, Sarah Carlsruh, Leave a comment

Iran has a history of bullying its own people and the international community, an attitude exemplified today under the tight-fisted rule of President Mahmoud Ahmadinejad.

“A popular conservative newspaper critical of Iranian President Mahmoud Ahmadinejad has been closed down for carrying a photograph of a temple of the banned Baha’i faith,” reported Reuters on November 24th, revealing the stranglehold the Iranian government has on media voice. This grip squeezes even everyday citizens with the fortitude to oppose the government.  In June, more than 100 opposition figures were jailed following the election, accused of fomenting unrest. Consequently, on November 20th, a United Nations Committee approved a resolution condemning Iran’s human rights violations. Finally, threatening on a broader scale, over the past couple of months Iran has been playing cat-and-mouse with Western powers over its nuclear developments programs.

At a November 19th book discussion at the Heritage Foundation, Con Coughlin, author of Khomeini’s Ghost, argued that the totalitarian mindset of Iran was shaped by the constructs of former Ayatollah Ruhollah Khomeini. Iran has been “taken hostage by the Iranian revolution,” said Coughlin.

The Supreme Leader, an office Khomeini created as part of Iran’s constitution, appoints military, religious, and judicial heads. “Khomeini created the position of Supreme Leader for himself” in order to steer the democratic process, argued Coughlin. The Iranian constitution itself was formatted according to Khomeini’s personal interpretation of what an Islamic government entails, Coughlin also asserted.  The preamble of the constitution says that “the awakened conscience of the nation, under the leadership of Imam [Khomeini], came to perceive the necessity of pursuing a genuinely Islamic and ideological line in its struggles.”
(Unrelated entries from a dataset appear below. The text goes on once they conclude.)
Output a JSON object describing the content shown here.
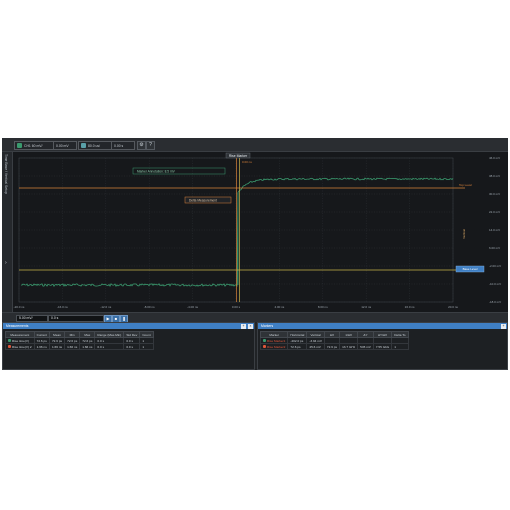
{
  "colors": {
    "background": "#1b1d20",
    "trace": "#3a9a6e",
    "marker_orange": "#d9823a",
    "marker_yellow": "#c8b44a",
    "accent_blue": "#3f7fc4",
    "marker_red": "#e0563a"
  },
  "toolbar": {
    "channel1_label": "CH1 60 mV/",
    "channel1_offset": "0.00 mV",
    "channel2_label": "80.0 us/",
    "channel2_offset": "0.00 s",
    "gear_icon": "gear-icon",
    "help_icon": "question-icon"
  },
  "left_rail": {
    "label": "Time Base / Vertical Setup",
    "expand_icon": "chevron-right-icon"
  },
  "plot": {
    "top_marker_label": "Rise Marker",
    "top_marker_sub": "0.00 ns",
    "annotation_upper": "Marker Annotation: 8.5 mV",
    "annotation_mid": "Delta Measurement",
    "level_label": "Top Level",
    "side_label": "Vertical",
    "level_lower_label": "Base Level",
    "right_ticks": [
      "46.0 mV",
      "38.0 mV",
      "30.0 mV",
      "22.0 mV",
      "14.0 mV",
      "6.00 mV",
      "-2.00 mV",
      "-10.0 mV",
      "-18.0 mV"
    ],
    "bottom_ticks": [
      "-20.0 ns",
      "-16.0 ns",
      "-12.0 ns",
      "-8.00 ns",
      "-4.00 ns",
      "0.00 s",
      "4.00 ns",
      "8.00 ns",
      "12.0 ns",
      "16.0 ns",
      "20.0 ns"
    ]
  },
  "controls": {
    "scale_value": "5.00 mV/",
    "offset_value": "0.0 s",
    "run_icon": "play-icon",
    "stop_icon": "stop-icon",
    "single_icon": "single-step-icon"
  },
  "measurements": {
    "title": "Measurements",
    "columns": [
      "Measurement",
      "Current",
      "Mean",
      "Min",
      "Max",
      "Range (Max-Min)",
      "Std Dev",
      "Count"
    ],
    "rows": [
      [
        "Rise time(V)",
        "72.6 ps",
        "72.6 ps",
        "72.6 ps",
        "72.6 ps",
        "0.0 s",
        "0.0 s",
        "1"
      ],
      [
        "Rise time(V) 2",
        "1.66 ns",
        "1.66 ns",
        "1.66 ns",
        "1.66 ns",
        "0.0 s",
        "0.0 s",
        "1"
      ]
    ]
  },
  "markers": {
    "title": "Markers",
    "columns": [
      "Marker",
      "Horizontal",
      "Vertical",
      "ΔX",
      "1/ΔX",
      "ΔY",
      "ΔY/ΔX",
      "Delta To"
    ],
    "rows": [
      [
        "Rise Marker1",
        "-402.0 ps",
        "-3.94 mV",
        "",
        "",
        "",
        "",
        ""
      ],
      [
        "Rise Marker2",
        "72.6 ps",
        "45.6 mV",
        "72.6 ps",
        "13.7 GHz",
        "545 mV",
        "7.55 Gb/s",
        "1"
      ]
    ]
  }
}
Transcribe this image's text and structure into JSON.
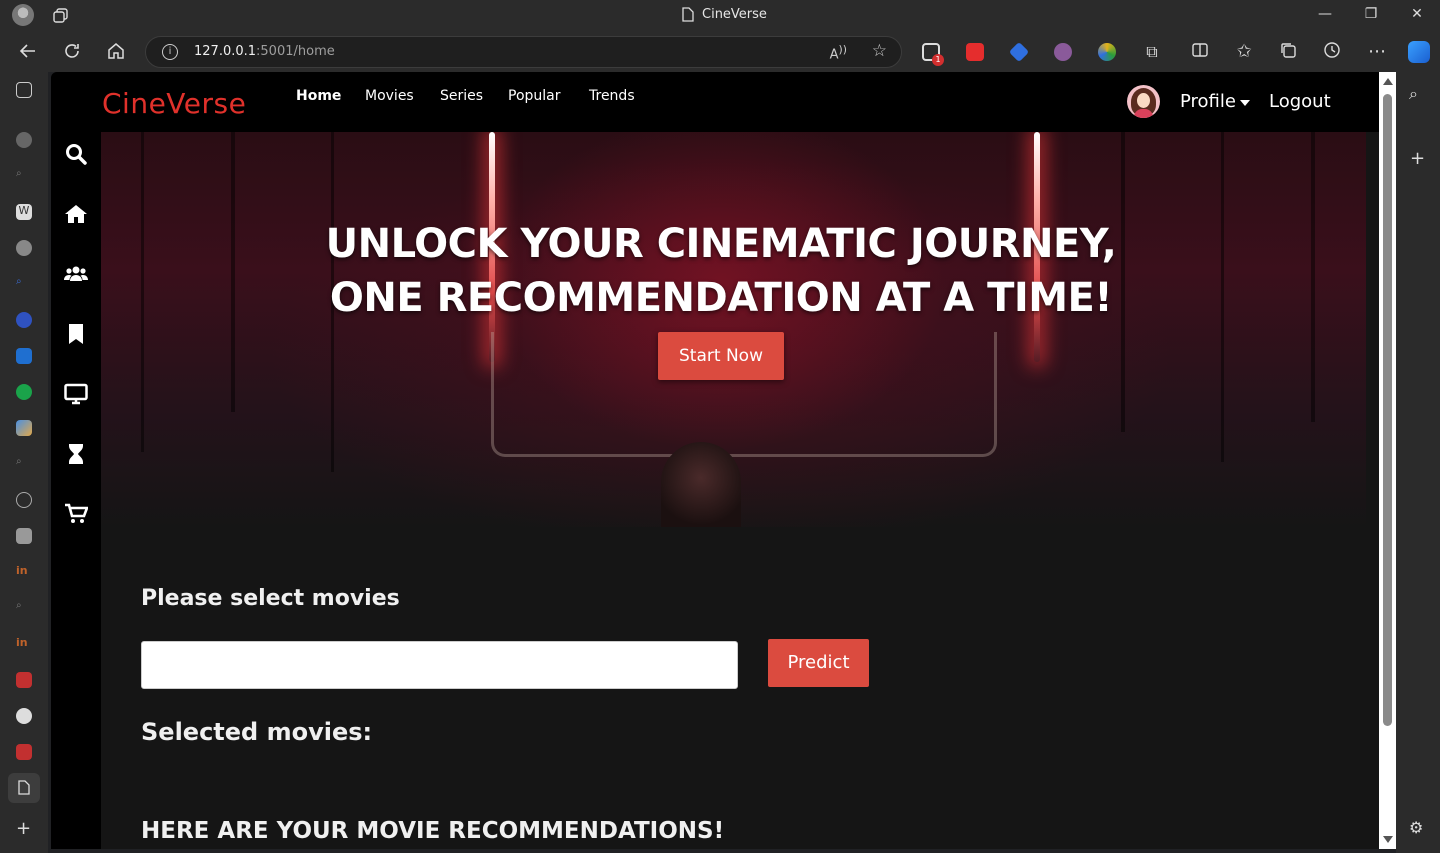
{
  "browser": {
    "tab_title": "CineVerse",
    "url_host": "127.0.0.1",
    "url_rest": ":5001/home",
    "win_minimize": "—",
    "win_restore": "❐",
    "win_close": "✕",
    "ext_badge_count": "1"
  },
  "app": {
    "brand": "CineVerse",
    "nav": {
      "home": "Home",
      "movies": "Movies",
      "series": "Series",
      "popular": "Popular",
      "trends": "Trends"
    },
    "profile": "Profile",
    "logout": "Logout",
    "accent_color": "#db4b3f",
    "brand_color": "#e0312b"
  },
  "sidebar_icons": [
    "search-icon",
    "home-icon",
    "users-icon",
    "bookmark-icon",
    "tv-icon",
    "hourglass-icon",
    "cart-icon"
  ],
  "hero": {
    "title_line1": "Unlock your cinematic journey,",
    "title_line2": "one recommendation at a time!",
    "cta": "Start Now"
  },
  "form": {
    "select_label": "Please select movies",
    "input_value": "",
    "predict": "Predict",
    "selected_label": "Selected movies:",
    "recs_heading": "HERE ARE YOUR MOVIE RECOMMENDATIONS!"
  }
}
In order to maintain his power-structure even after death, Khomeini appointed Ayatollah Ali Khamenei, “a bit of a lightweight,” as the successive Supreme Ruler. It appears that Khomeini’s authoritarian structure has lived on in the role of the elected president, Ahmadinejad, instead, with Khamenei generally governing quietly behind the scenes. After the disputed elections which deemed Ahmadinejad the winner, Ayatollah Khamenei spoke out against the virulent protestors, saying that if the street demonstrations of the Green Revolution did not stop, “the consequences of the chaos would be their responsibility,” reported the New York Times in June.

Khamenei held the speech at Tehran University, transforming the university into a mosque as an “act by the regime to show who was in charge,” said Coughlin. Tehran University has been central to the trend of civil uprisings; major demonstrations occurred there in 1999, Summer 2003, and this past Summer 2009. Coughlin presented a grim outlook for the hopes of these idealistic students. “This is a very, very authoritarian state dressed up as a democracy,” he said, asserting that it would be difficult to challenge this “deeply entrenched authoritarian state.”

If the students in Iran alone lack the power, is there any entity strong enough to counterbalance Iran? Unfortunately, argued Coughlin, the world superpowers are unwilling to take control. Over the last ten or eleven months, there has been an erosion of authority in Washington, said Coughlin, calling the Obama Administration’s reliance on diplomatic talks a naïve belief that “so long as you’re having negotiations, nothing bad is going to happen.” Even Europe has developed a defeatist attitude; the sentiment in Europe has become one of resignation to living with a nuclear Iran, that of containment rather than prevention, he said.

Coughlin predicted that more secret nuclear facilities will be discovered in the future. Thus, he said, the Administration must “take the threat very seriously and do everything possible to prevent it from materializing.”

Sarah Carlsruh is an intern at the American Journalism Center, a training program run by Accuracy in Media and Accuracy in Academia.